A (imited flame and conductive heat resistance
A (i!uid fuel penetration protection
A 7eighs 0.2 pounds per boot
A 4osts DE2.F1
Prime 4ontractors: Addison Boots, Belleville *hoe :anufacturing, -ocky *hoes and Boots, and
7ellco +nterprises.
Army 4ombat Boot 59ot 7eather8
6he A4B5978 has been redesigned in order to provide enhanced comfort, protection,
usability and durability in the rugged environments of current and potential areas of
operation. Gey design changes include an improved soling system and a redesigned upper for
improved fit, enhanced breathability and faster drying. 6he new soling system was designed
for inury reduction, shock attenuation and traction in multiple environments.
4haracteristics:
A Breathable tan leather and 4ordura nylon uppers
A 4ombination speed lace and eyelet lacing system
A Padded comfort collar
A ;on-marking, oil and flame resistant, durable Cibram rubber outsole
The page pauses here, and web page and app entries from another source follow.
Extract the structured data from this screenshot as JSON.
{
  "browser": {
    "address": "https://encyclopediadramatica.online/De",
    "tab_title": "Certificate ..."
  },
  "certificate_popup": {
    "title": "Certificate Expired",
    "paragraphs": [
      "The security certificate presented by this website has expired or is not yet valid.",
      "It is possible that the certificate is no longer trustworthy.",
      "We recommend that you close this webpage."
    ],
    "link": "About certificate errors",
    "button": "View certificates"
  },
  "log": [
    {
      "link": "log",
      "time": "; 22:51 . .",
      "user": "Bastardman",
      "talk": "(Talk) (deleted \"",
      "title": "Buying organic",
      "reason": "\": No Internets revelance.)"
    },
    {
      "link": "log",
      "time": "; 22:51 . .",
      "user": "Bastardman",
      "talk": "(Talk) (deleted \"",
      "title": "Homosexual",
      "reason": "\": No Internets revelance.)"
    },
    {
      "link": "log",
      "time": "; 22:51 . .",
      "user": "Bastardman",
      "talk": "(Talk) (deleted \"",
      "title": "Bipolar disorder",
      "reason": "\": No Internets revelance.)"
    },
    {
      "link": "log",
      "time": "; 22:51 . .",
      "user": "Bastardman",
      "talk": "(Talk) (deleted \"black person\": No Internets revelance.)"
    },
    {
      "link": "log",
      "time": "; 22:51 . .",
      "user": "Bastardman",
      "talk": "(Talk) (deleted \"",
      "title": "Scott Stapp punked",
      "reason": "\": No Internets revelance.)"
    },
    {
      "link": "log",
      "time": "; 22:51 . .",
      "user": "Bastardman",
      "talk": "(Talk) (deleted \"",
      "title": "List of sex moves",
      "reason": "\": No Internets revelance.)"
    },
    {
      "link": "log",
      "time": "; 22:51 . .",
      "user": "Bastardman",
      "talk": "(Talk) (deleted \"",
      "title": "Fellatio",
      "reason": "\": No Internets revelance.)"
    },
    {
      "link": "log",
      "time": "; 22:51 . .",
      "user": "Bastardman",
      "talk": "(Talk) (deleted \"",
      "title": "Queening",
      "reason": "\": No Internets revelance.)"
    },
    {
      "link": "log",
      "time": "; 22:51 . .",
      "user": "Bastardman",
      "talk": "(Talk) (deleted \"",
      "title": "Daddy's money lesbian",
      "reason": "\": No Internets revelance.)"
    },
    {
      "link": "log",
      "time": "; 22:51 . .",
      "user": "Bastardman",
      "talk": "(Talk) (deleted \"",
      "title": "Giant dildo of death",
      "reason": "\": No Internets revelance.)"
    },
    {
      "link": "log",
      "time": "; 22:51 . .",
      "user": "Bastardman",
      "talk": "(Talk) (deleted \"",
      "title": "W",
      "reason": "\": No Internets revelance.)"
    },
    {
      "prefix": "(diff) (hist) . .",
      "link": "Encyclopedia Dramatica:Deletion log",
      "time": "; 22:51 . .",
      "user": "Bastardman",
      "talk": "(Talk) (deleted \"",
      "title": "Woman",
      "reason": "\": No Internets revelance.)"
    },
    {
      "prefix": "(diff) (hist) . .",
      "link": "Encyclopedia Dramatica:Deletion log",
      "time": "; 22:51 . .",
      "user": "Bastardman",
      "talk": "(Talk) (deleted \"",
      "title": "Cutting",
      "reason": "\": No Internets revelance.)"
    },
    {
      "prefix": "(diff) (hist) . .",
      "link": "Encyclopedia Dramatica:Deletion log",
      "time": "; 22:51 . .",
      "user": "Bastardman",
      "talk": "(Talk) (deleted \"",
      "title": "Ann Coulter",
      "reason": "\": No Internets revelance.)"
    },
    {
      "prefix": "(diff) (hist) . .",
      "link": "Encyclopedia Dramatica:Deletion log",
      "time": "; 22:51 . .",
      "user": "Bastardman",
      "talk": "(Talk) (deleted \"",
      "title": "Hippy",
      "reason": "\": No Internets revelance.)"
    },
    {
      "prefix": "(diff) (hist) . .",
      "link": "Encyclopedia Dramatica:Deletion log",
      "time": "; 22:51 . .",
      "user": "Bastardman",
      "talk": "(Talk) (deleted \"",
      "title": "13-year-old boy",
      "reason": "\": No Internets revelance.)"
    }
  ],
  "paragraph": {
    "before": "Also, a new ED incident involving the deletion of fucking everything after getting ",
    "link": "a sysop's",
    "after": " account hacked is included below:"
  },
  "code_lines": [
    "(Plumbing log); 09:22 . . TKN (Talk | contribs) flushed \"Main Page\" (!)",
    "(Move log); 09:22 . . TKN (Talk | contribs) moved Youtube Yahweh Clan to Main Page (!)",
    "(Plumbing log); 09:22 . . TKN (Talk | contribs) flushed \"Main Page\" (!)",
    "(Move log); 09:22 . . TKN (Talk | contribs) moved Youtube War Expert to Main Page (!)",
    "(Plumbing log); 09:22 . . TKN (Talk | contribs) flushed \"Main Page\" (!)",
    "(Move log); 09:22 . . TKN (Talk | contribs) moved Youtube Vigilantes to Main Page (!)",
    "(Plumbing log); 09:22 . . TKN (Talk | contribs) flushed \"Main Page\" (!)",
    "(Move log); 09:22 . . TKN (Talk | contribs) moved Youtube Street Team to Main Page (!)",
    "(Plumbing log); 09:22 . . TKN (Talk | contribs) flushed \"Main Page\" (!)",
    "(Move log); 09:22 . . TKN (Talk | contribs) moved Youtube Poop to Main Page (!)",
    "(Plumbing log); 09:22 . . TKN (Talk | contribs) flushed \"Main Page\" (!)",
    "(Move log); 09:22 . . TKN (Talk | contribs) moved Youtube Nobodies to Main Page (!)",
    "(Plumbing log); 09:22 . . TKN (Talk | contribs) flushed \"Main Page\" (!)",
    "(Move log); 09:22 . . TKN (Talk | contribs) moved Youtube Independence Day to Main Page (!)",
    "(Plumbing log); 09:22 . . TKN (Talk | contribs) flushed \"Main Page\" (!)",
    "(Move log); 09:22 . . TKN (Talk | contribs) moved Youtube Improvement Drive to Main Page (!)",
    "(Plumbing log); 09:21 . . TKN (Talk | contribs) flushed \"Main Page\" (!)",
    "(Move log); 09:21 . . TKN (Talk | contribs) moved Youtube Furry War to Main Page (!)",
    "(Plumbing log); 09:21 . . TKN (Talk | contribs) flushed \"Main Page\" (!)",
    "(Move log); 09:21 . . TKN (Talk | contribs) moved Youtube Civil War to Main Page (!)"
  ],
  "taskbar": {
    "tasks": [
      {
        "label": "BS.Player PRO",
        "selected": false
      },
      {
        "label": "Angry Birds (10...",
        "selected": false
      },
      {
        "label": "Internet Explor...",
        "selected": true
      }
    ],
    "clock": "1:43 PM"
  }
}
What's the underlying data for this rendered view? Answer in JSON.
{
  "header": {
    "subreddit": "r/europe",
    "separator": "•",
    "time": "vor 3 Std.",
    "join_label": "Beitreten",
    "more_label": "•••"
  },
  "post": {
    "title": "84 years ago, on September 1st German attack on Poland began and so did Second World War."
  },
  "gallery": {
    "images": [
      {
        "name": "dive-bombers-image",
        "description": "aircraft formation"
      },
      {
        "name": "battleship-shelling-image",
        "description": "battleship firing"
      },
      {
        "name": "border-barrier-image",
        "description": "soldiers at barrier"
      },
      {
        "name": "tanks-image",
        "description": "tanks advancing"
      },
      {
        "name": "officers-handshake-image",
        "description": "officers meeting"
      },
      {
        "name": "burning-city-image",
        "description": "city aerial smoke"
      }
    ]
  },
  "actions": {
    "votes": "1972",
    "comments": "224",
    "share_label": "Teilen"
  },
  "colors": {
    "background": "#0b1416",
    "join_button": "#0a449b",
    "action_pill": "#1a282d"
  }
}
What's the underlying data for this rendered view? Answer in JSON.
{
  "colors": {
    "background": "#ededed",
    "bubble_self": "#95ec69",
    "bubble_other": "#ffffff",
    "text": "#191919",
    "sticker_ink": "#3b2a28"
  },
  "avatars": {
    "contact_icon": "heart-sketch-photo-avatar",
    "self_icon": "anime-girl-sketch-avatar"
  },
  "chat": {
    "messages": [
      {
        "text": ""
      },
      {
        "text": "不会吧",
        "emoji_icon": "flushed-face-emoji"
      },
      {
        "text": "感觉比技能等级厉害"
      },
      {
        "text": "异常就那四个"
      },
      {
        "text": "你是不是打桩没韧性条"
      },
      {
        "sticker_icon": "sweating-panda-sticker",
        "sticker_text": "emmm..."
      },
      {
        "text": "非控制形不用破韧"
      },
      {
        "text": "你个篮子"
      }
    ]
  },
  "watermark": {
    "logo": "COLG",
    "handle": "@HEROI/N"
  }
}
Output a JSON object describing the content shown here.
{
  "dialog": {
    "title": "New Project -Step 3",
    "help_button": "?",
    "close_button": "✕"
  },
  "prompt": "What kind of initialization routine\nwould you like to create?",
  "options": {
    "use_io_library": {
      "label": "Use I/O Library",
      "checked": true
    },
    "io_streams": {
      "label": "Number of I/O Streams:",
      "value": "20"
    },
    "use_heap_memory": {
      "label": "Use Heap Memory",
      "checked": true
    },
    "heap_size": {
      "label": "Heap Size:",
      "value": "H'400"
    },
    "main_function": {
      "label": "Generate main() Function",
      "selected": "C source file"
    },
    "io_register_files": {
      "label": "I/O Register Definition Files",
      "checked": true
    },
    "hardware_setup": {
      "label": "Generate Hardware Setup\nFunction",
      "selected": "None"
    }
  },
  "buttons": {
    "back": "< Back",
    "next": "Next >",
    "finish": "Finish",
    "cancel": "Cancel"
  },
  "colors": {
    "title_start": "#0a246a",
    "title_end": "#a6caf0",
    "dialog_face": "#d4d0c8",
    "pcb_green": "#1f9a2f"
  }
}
A *hock absorbing polyether polyurethane midsole for comfort and inury reduction
A :odified drainage eyelets for use in all environments
A *afety toe variants will be available for those populations re!uiring safety footwear
A 7eighs 0 pounds per boot
A 4osts DHH.H1
Prime 4ontractors: Altama .ootwear, Belleville *hoe :anufacturing, :c-ae #ndustries and
7ellco +nterprises.
,ther Boot 6ypes
=esert 4ombat Boot
+&treme 4old 7eather Boot, white and black
9ot 7eather Boot 5ungle boot8
:ounted 4rewman Boot
Plastic *hell *ki Boot
:ildew and water resistant combat boot
*ource: .act sheet issued by Product :anager-4lothing and #ndividual +!uipmentI P+,
*oldier.